In addition to raising her eight children, Claire worked several years as a lunch monitor in the Lynn School Department and took on several jobs as a baby-sitter. She put all of her earnings back into the family and was able to help several of her children attend college.

Claire was predeceased by her husband George J. “Tona” Dunnigan, with whom she shared 50 years of marriage and two of her daughters, Joyce C. Petrucelli and Patricia L. Dunnigan.

She is survived by her six children, George J. Dunnigan and his wife Lorene of Salem, Garry J. Dunnigan and his wife Patricia of Lynn, Gregory J. Dunnigan and his wife Cathy of Salem, Glenn J. Dunnigan and his wife Elizabeth of Lynn, Barbara J. Ruggiero and her husband Richard of Nashua, N.H., and Gail M. Rowe and her husband Don of Marblehead. Claire is also survived by her grandchildren, great-grandchildren, several nieces, nephews and extended family.

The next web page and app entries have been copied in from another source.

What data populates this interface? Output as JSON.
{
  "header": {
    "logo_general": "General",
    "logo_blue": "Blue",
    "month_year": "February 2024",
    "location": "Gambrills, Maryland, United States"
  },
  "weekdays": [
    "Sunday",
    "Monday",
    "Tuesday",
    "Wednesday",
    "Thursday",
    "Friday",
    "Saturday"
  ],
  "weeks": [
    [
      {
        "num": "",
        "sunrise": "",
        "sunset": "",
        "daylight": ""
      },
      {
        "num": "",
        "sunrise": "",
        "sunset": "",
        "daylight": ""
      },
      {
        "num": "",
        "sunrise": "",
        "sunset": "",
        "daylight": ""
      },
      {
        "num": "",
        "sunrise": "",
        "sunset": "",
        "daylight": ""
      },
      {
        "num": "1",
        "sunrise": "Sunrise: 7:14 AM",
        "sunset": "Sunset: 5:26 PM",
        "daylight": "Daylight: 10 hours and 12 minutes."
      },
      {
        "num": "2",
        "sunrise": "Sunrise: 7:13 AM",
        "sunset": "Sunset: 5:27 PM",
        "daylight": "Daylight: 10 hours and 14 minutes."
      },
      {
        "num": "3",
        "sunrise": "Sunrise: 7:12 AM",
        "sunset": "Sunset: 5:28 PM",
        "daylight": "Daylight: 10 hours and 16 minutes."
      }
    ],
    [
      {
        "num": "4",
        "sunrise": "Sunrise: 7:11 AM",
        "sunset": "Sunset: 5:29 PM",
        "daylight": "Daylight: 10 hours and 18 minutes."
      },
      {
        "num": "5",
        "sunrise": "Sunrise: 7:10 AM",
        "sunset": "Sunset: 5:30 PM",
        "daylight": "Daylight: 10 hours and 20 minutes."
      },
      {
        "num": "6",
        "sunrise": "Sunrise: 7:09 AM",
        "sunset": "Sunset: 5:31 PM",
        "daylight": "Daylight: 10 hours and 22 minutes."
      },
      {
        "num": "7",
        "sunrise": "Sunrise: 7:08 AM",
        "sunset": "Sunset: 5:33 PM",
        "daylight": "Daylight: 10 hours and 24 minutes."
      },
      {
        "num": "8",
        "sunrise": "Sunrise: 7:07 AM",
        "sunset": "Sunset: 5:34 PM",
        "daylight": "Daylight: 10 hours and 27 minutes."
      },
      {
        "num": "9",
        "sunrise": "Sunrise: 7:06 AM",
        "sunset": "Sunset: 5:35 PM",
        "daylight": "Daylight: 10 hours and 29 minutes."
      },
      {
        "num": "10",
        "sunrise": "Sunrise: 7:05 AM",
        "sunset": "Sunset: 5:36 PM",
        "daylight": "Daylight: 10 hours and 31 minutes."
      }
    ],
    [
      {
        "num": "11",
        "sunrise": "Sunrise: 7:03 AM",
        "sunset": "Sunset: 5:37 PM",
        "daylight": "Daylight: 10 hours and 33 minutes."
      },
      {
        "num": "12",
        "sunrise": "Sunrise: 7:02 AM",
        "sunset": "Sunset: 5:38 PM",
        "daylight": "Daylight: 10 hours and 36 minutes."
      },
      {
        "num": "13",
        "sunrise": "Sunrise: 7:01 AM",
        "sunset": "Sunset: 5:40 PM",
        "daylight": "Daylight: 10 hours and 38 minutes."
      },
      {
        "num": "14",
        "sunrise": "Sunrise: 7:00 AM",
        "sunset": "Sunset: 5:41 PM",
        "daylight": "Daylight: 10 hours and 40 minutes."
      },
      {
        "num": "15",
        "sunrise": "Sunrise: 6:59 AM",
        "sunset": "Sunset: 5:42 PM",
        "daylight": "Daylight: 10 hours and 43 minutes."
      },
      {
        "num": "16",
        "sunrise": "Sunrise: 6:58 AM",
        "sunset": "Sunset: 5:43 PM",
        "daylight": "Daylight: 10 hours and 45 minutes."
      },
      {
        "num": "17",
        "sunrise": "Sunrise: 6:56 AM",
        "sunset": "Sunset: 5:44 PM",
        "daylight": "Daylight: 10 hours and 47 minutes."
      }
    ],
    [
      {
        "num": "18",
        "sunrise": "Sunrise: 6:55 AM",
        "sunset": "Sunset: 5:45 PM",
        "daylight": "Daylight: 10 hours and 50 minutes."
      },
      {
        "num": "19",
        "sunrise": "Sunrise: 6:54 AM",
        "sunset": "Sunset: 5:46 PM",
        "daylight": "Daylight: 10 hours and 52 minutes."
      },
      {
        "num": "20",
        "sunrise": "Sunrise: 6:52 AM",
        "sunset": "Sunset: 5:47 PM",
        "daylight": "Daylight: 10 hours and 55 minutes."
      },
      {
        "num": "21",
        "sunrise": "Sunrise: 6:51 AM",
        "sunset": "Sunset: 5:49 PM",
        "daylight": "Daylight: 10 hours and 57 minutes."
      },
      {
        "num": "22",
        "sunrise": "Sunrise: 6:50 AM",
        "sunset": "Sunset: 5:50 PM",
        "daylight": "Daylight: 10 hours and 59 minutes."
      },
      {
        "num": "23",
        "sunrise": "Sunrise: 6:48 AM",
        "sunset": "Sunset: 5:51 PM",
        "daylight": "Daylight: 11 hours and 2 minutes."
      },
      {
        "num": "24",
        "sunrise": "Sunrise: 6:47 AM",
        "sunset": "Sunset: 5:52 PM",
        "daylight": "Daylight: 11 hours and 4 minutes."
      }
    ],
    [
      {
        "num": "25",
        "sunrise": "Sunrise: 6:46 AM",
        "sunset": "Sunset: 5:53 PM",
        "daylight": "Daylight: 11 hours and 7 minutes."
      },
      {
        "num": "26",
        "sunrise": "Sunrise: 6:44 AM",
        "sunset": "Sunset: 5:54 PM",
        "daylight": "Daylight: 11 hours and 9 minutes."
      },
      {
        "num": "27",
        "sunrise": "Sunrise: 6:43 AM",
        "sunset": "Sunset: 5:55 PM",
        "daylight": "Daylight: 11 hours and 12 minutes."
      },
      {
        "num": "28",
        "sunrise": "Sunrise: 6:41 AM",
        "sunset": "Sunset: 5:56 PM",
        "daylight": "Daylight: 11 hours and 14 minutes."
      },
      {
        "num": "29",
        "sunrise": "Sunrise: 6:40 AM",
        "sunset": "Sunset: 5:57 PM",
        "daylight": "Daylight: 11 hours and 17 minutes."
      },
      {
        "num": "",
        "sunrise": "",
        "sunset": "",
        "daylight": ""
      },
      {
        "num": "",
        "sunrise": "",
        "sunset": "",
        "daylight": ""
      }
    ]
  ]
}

Claire will finally be reunited with her four brothers, Walter, John, Daniel and Brendan Crighton and her three sisters, Mary Hingston, Ann Kennedy and Laurie Desrosier.

The Dunnigan Family would like to extend a special thanks to the entire staff of the Abbott House for their endless love, compassion and support of Claire during her time there. The Abbott House staff exemplifies the true meaning of kindness in this world.

Service information: A funeral will be held on Monday, April 10, 2017, at 9:30 a.m. from the SOLIMINE Funeral Home, 426 Broadway (Route 129), Lynn, followed by a funeral Mass in St. Pius V Church, Lynn, at 10:30 a.m.  Burial will be in St. Joseph Cemetery, Lynn. Relatives and friends are respectfully invited to attend. Visiting hours will be held on Sunday from 2-6 p.m. In lieu of flowers, donations in Claire’s memory may be made to Make-A-Wish Foundation, 1 Bulfinch Place, Boston, MA  02114 or at Directions and online guestbook at

Joseph G. Dwan, 95

LYNN — Mr. Joseph G. “Gerard” Dwan, age 95, of Lynn, died on Monday, April 3, 2017, at the Kaplan Family Hospice House after a lengthy illness. He was the husband of M. Rose (Gillis) Dwan, with whom he shared more than 61 years of marriage.

Born and raised in St. Peters Bay, Prince Edward Island, Canada, he was the son of the late Patrick and Hannah

(Flynn) Dwan. He had served in the Canadian Navy as a chief petty officer during World War II and has lived in Lynn since 1959.  

Gerard was a self-employed carpenter/builder. He was the founder of the Goldfish Pond Association and an active member of the Lynn community. A longtime communicant of St. Joseph Parish in Lynn, he served as a Eucharistic minister, a Boy Scout leader, a member of the Christian Family Movement (CFM), the Cursillo Movement and as a member of the St. Vincent DePaul Society. He had a passion for woodworking and for making all types of furniture.

In addition to his wife, he is survived by four sons, Kevin Dwan and his wife Tina, Daryl Dwan, Claude Dwan and his wife Ann and Wayne Dwan; two daughters, Lisa Markee and her husband David and Dianna Dwan; 13 grandchildren; three great-grandchildren, and several nieces and nephews. He was also the brother of the late Lorne and Patricia Dwan.

Service information: His funeral will be held on Friday at 10 a.m. from the SOLIMINE Funeral Home, 67 Ocean St. (Route 129), Lynn, followed by a funeral Mass at 11 a.m. in St. Joseph Church, Lynn. Burial will be at a later date. Relatives and friends are respectfully invited. Visiting hours Thursday 4-8 p.m. Donations in his memory may be made to St. Vincent DePaul Society, St. Joseph Parish, 40 Green St., Lynn, MA 01902, or the American Diabetes Association or the American Cancer Society. Directions and guestbook at